* What you need to do *
Each entry, as given, must be output unchanged.

(Beginning of Data for the task)

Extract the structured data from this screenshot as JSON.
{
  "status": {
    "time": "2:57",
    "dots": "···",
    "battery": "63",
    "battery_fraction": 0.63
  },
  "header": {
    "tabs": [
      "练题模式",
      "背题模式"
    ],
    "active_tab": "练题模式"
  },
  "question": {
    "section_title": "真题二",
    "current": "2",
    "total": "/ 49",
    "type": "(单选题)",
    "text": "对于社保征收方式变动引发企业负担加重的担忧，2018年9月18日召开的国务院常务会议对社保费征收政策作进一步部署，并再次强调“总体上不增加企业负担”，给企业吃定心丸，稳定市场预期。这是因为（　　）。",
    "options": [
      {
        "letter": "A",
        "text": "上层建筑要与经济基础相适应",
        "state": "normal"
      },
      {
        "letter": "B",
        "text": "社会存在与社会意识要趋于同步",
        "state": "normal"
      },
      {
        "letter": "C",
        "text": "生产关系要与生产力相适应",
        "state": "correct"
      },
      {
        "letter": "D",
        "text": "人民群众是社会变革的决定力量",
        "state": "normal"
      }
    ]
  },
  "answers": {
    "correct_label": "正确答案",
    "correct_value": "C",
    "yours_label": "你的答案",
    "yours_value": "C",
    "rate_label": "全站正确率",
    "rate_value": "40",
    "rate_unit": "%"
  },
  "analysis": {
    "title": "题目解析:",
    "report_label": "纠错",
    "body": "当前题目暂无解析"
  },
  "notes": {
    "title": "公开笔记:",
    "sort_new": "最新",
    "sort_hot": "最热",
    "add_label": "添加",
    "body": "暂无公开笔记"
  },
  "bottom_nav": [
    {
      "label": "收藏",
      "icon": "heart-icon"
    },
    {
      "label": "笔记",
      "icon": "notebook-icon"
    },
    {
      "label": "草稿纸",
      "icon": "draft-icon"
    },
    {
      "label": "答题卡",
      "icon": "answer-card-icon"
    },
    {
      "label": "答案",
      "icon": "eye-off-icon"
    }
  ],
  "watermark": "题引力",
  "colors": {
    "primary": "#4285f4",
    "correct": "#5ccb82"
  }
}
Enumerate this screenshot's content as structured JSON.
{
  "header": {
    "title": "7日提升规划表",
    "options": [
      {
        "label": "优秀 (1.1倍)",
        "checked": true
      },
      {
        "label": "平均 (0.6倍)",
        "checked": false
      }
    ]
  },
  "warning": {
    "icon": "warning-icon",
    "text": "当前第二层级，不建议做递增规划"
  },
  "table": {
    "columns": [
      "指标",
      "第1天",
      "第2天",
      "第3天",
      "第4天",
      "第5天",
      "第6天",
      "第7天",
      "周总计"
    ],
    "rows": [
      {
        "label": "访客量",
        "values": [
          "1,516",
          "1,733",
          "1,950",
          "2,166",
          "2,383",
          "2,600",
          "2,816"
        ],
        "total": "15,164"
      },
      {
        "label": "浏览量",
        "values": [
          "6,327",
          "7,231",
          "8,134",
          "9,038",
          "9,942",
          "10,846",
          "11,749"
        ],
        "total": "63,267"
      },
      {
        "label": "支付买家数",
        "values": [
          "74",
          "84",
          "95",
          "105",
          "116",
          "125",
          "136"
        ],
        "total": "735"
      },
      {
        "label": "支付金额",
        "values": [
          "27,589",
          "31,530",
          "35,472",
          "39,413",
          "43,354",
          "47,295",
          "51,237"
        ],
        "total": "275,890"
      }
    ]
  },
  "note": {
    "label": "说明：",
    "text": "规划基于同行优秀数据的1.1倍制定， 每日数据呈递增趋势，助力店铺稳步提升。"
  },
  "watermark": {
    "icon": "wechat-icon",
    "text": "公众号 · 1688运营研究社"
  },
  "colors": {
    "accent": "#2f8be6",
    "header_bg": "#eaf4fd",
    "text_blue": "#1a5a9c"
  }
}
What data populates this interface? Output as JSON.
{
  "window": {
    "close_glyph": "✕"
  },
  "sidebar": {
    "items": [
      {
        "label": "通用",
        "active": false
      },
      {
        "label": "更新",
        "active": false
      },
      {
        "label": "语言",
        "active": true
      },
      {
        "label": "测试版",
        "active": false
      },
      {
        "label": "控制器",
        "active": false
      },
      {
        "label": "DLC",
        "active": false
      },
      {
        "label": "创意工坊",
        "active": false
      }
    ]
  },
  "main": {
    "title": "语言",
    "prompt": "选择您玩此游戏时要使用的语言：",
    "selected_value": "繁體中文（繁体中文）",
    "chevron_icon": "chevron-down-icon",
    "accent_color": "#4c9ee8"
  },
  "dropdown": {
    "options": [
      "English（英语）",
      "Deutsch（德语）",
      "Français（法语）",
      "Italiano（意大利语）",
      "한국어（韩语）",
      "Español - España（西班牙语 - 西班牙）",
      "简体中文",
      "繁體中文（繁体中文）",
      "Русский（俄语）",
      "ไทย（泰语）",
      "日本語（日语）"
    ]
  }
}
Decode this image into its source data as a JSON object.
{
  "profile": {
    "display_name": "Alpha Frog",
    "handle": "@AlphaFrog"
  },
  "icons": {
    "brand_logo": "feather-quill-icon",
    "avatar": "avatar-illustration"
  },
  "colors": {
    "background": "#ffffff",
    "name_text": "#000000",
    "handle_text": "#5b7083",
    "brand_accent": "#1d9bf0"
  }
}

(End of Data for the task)

* Written response *
Extract the structured data from this screenshot as JSON.
{
  "status": {
    "time": "2:57",
    "dots": "···",
    "battery": "63",
    "battery_fraction": 0.63
  },
  "header": {
    "tabs": [
      "练题模式",
      "背题模式"
    ],
    "active_tab": "练题模式"
  },
  "question": {
    "section_title": "真题二",
    "current": "2",
    "total": "/ 49",
    "type": "(单选题)",
    "text": "对于社保征收方式变动引发企业负担加重的担忧，2018年9月18日召开的国务院常务会议对社保费征收政策作进一步部署，并再次强调“总体上不增加企业负担”，给企业吃定心丸，稳定市场预期。这是因为（　　）。",
    "options": [
      {
        "letter": "A",
        "text": "上层建筑要与经济基础相适应",
        "state": "normal"
      },
      {
        "letter": "B",
        "text": "社会存在与社会意识要趋于同步",
        "state": "normal"
      },
      {
        "letter": "C",
        "text": "生产关系要与生产力相适应",
        "state": "correct"
      },
      {
        "letter": "D",
        "text": "人民群众是社会变革的决定力量",
        "state": "normal"
      }
    ]
  },
  "answers": {
    "correct_label": "正确答案",
    "correct_value": "C",
    "yours_label": "你的答案",
    "yours_value": "C",
    "rate_label": "全站正确率",
    "rate_value": "40",
    "rate_unit": "%"
  },
  "analysis": {
    "title": "题目解析:",
    "report_label": "纠错",
    "body": "当前题目暂无解析"
  },
  "notes": {
    "title": "公开笔记:",
    "sort_new": "最新",
    "sort_hot": "最热",
    "add_label": "添加",
    "body": "暂无公开笔记"
  },
  "bottom_nav": [
    {
      "label": "收藏",
      "icon": "heart-icon"
    },
    {
      "label": "笔记",
      "icon": "notebook-icon"
    },
    {
      "label": "草稿纸",
      "icon": "draft-icon"
    },
    {
      "label": "答题卡",
      "icon": "answer-card-icon"
    },
    {
      "label": "答案",
      "icon": "eye-off-icon"
    }
  ],
  "watermark": "题引力",
  "colors": {
    "primary": "#4285f4",
    "correct": "#5ccb82"
  }
}
Enumerate this screenshot's content as structured JSON.
{
  "header": {
    "title": "7日提升规划表",
    "options": [
      {
        "label": "优秀 (1.1倍)",
        "checked": true
      },
      {
        "label": "平均 (0.6倍)",
        "checked": false
      }
    ]
  },
  "warning": {
    "icon": "warning-icon",
    "text": "当前第二层级，不建议做递增规划"
  },
  "table": {
    "columns": [
      "指标",
      "第1天",
      "第2天",
      "第3天",
      "第4天",
      "第5天",
      "第6天",
      "第7天",
      "周总计"
    ],
    "rows": [
      {
        "label": "访客量",
        "values": [
          "1,516",
          "1,733",
          "1,950",
          "2,166",
          "2,383",
          "2,600",
          "2,816"
        ],
        "total": "15,164"
      },
      {
        "label": "浏览量",
        "values": [
          "6,327",
          "7,231",
          "8,134",
          "9,038",
          "9,942",
          "10,846",
          "11,749"
        ],
        "total": "63,267"
      },
      {
        "label": "支付买家数",
        "values": [
          "74",
          "84",
          "95",
          "105",
          "116",
          "125",
          "136"
        ],
        "total": "735"
      },
      {
        "label": "支付金额",
        "values": [
          "27,589",
          "31,530",
          "35,472",
          "39,413",
          "43,354",
          "47,295",
          "51,237"
        ],
        "total": "275,890"
      }
    ]
  },
  "note": {
    "label": "说明：",
    "text": "规划基于同行优秀数据的1.1倍制定， 每日数据呈递增趋势，助力店铺稳步提升。"
  },
  "watermark": {
    "icon": "wechat-icon",
    "text": "公众号 · 1688运营研究社"
  },
  "colors": {
    "accent": "#2f8be6",
    "header_bg": "#eaf4fd",
    "text_blue": "#1a5a9c"
  }
}
What data populates this interface? Output as JSON.
{
  "window": {
    "close_glyph": "✕"
  },
  "sidebar": {
    "items": [
      {
        "label": "通用",
        "active": false
      },
      {
        "label": "更新",
        "active": false
      },
      {
        "label": "语言",
        "active": true
      },
      {
        "label": "测试版",
        "active": false
      },
      {
        "label": "控制器",
        "active": false
      },
      {
        "label": "DLC",
        "active": false
      },
      {
        "label": "创意工坊",
        "active": false
      }
    ]
  },
  "main": {
    "title": "语言",
    "prompt": "选择您玩此游戏时要使用的语言：",
    "selected_value": "繁體中文（繁体中文）",
    "chevron_icon": "chevron-down-icon",
    "accent_color": "#4c9ee8"
  },
  "dropdown": {
    "options": [
      "English（英语）",
      "Deutsch（德语）",
      "Français（法语）",
      "Italiano（意大利语）",
      "한국어（韩语）",
      "Español - España（西班牙语 - 西班牙）",
      "简体中文",
      "繁體中文（繁体中文）",
      "Русский（俄语）",
      "ไทย（泰语）",
      "日本語（日语）"
    ]
  }
}
Decode this image into its source data as a JSON object.
{
  "profile": {
    "display_name": "Alpha Frog",
    "handle": "@AlphaFrog"
  },
  "icons": {
    "brand_logo": "feather-quill-icon",
    "avatar": "avatar-illustration"
  },
  "colors": {
    "background": "#ffffff",
    "name_text": "#000000",
    "handle_text": "#5b7083",
    "brand_accent": "#1d9bf0"
  }
}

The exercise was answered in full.